So, to sum up: X0=9, A=5, Z=16 and C=3. Now let's get cracking.
X1 = (5*9 + 3) mod 16 = 0
X2 = (5*0 + 3) mod 16 = 3
X3 = (5*3 + 3) mod 16 = 2
X4 = (5*2 + 3) mod 16 = 13
X5 = (5*13 + 3) mod 16 = 4
X6 = (5*4 + 3) mod 16 = 7
X7 = (5*7 + 3) mod 16 = 6
X8 = (5*6 + 3) mod 16 = 1
X9 = (5*1 + 3) mod 16 = 8
X10 = (5*8 + 3) mod 16 = 11
X11 = (5*11 + 3) mod 16 = 10
X12 = (5*10 + 3) mod 16 = 5
X13 = (5*5 + 3) mod 16 = 12
X14 = (5*12 + 3) mod 16 = 15
X15 = (5*15 + 3) mod 16 = 14
X16 = (5*9 + 3) mod 16 = 9
Do you see how it works? The previously generated number is used as a 'seed' for the next number.
So, taking, X1 to X16, we get the numbers from 0 to 15 in this order: 0, 3, 2, 13, 4, 7, 6, 1, 8, 11, 10, 5, 12, 15, 14, 9. But I wanted numbers from 1 to 16, so we add them all by one to get:
1, 4, 3, 14, 5, 8, 7, 2, 9, 12, 11, 6, 13, 16, 15, 8
And that's my sequence of numbers. However, there are hints that the sequence isn't random. Look at (X2, X3), (X6, X7), (X10, X11) and (X14, X15).
If you don't follow the four rules I defined above, what can happen is that you end up with a sequence of numbers which does not contain all of the integers from 0 to Z. You may instead get a repeating sequence with a period smaller than Z, or you may get some negative numbers in your output.
It's easy to see why many trivial programs use the LCPRNG to generate random numbers. It's very easy to implement, easy to generate numbers you want (especially as it's a trivial matter to convert the numbers to binary) and easy to follow. If you use a very high modulus (we're talking something like 232 or 264) and divide the output by it, you can get an impressive stream of fake random decimals. Here's a list of decimals from an LCPRNG I just cooked up myself.
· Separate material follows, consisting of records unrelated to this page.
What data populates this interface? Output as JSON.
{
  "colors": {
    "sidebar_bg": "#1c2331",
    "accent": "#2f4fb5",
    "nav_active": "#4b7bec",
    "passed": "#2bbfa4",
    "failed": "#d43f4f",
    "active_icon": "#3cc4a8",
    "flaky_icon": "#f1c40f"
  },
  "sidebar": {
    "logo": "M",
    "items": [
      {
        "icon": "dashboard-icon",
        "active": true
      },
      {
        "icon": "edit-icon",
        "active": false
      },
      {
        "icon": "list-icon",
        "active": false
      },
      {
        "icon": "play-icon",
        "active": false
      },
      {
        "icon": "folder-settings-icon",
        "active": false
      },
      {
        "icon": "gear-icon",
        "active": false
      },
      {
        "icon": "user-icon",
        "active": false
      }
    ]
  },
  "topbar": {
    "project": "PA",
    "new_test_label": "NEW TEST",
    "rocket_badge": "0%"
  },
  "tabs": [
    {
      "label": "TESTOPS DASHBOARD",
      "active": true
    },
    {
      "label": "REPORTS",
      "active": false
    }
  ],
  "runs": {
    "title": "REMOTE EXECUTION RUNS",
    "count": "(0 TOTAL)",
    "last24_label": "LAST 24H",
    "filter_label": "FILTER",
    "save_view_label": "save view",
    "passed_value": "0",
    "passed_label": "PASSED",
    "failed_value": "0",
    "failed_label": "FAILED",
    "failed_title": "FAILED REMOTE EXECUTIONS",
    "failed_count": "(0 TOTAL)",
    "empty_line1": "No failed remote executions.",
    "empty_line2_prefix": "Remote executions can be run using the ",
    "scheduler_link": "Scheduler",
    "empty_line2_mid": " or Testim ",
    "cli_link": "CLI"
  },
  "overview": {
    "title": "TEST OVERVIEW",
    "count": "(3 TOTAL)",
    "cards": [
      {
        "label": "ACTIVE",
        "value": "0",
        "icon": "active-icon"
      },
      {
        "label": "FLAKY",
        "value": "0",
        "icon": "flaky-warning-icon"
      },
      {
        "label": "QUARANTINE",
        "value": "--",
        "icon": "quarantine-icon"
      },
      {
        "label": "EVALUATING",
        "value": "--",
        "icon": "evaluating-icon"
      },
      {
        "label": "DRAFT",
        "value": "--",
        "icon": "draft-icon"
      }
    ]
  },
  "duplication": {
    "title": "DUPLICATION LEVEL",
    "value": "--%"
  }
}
The contents of this writeup are in the public domain.